Do You Have Financial Frenemies?

December 16, 2015

Science has proven that the more time you spend with people, the more likely you are to emulate their traits. There’s even an entire PSA campaign focusing on the peer pressure aspect of money. (The Game is my favorite.)

Want to light up a room? Befriend the one who already does. Feel more like the one who blows out the candle? Take a look at who you’re hanging around with. Chances are, they have Negative Nelly streaks too.

The crazy part is that this theory also applies to your finances. I’ve definitely noticed this in my life. I’m much more likely to go on a spending spree when I’m shopping with friends than when I head out on my own for a specific item or errand. Good habits rub off too. My friends who struggled with cash management in the past are finding it easier to budget and track their spending weaknesses with the support of their trusted financial planner friend.
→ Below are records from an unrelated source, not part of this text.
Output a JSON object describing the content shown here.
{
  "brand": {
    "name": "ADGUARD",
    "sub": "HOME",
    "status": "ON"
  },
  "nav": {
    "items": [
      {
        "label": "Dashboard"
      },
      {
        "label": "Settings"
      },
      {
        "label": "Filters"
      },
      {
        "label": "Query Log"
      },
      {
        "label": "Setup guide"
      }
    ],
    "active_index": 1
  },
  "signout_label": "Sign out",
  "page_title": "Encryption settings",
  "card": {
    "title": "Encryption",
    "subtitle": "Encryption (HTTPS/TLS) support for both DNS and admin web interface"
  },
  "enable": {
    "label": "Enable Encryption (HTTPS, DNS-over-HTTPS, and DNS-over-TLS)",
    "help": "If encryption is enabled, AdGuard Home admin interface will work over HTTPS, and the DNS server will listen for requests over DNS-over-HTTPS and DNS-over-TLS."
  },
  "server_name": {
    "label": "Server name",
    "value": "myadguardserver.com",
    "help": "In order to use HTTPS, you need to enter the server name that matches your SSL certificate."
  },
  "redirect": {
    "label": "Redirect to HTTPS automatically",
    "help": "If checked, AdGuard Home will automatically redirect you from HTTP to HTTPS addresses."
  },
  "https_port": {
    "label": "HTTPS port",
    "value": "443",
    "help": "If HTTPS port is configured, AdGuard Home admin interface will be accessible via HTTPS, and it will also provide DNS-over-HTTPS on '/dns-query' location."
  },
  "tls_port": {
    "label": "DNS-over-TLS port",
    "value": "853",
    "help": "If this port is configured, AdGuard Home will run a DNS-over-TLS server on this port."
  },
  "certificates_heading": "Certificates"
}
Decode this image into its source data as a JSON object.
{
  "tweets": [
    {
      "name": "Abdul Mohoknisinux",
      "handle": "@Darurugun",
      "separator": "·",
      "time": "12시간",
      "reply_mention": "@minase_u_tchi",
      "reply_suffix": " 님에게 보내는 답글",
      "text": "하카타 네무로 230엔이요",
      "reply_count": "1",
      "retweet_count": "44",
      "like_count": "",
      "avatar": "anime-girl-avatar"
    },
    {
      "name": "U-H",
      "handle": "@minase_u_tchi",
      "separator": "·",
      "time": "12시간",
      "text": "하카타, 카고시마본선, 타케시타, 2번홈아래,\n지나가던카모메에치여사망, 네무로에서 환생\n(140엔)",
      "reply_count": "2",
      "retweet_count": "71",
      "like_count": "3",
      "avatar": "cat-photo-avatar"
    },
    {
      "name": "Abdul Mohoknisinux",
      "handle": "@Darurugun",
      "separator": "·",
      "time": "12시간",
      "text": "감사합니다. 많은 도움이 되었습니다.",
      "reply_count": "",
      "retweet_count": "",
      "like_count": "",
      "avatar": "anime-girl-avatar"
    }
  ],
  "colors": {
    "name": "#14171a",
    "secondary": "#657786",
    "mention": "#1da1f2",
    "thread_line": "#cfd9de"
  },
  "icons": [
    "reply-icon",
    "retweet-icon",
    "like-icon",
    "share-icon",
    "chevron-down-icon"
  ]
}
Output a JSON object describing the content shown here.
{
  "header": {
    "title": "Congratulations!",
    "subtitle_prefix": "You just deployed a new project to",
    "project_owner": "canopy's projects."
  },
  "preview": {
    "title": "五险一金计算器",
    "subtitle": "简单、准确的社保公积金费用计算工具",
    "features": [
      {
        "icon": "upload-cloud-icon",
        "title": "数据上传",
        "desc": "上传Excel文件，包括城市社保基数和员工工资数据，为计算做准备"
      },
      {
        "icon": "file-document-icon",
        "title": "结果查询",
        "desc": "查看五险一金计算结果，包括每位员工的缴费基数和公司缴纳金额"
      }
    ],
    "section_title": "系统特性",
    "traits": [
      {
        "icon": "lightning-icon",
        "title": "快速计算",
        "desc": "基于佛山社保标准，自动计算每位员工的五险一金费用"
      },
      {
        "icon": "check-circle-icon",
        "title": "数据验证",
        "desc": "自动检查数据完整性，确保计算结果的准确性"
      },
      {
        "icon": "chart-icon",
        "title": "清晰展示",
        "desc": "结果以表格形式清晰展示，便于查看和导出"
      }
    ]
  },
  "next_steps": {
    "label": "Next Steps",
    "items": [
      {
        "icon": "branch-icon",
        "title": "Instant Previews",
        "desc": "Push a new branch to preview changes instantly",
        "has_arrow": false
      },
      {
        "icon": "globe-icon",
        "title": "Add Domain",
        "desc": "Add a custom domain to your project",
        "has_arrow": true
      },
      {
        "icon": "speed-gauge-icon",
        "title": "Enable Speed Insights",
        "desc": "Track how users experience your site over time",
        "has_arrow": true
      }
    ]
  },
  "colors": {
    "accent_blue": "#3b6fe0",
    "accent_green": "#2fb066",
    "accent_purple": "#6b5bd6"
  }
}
I’ve actually read that certain financial institutions are checking applicants’ Facebook friend lists as another way to gauge their credit worthiness. And while you probably won’t be denied a mortgage because one of your Facebook friends pays her cable bill late every month, it is true that you are the company you keep, even when it comes to your finances. Our CEO, Liz Davidson, devotes an entire chapter to this concept in her forthcoming book, “What Your Financial Advisor Isn’t Telling You: The 10 Essential Truths You Need to Know About Your Money,” called, “Your Life Partner May Be Your Worst Financial Enemy.”

Take a minute and think about your own financial situation. Are you still living paycheck to paycheck despite making three times more than your starting salary? If you’re less than happy with your relationship with money, it’s worth also examining whether your friends share similar struggles. If so, it doesn’t necessarily mean you have to find new friends. But it may mean that your fastest track to financial security will involve getting your friends on board for some changes too.

Before you put together a budget and figure out where you’re going to find some extra funds to build your cash reserve (which is your ticket to escaping the paycheck-to-paycheck lifestyle), it’s worth examining how your friends may be affecting your money mindset. Do you feel peer pressure to spend on events and entertainment even when you know you’re low on funds? Is there an unspoken competition regarding the latest gadgets, fashion or home décor? Before you can cut back on those things, you may need to have a frank discussion with your friends about why you’re holding each other to unhealthy financial habits.

If your friends are encouraging you to ignore your bank account, they could be financial frenemies
If your friends are encouraging you to ignore your bank account, they could be financial frenemies

Much like starting a new diet or fitness program has a higher chance for success if you do it with a friend, engaging your friends in financial habit changes could greatly increase the likelihood you’ll stick to it so be honest with your friends. Ask them if THEY are happy about their money and how you can work together to support each other in positive financial behavior. Consider forming a Financial Independence Day group, where you’ll have all the tools and resources available to you for success! And if you don’t feel like you can do that? Well… maybe you do need to find some new friends.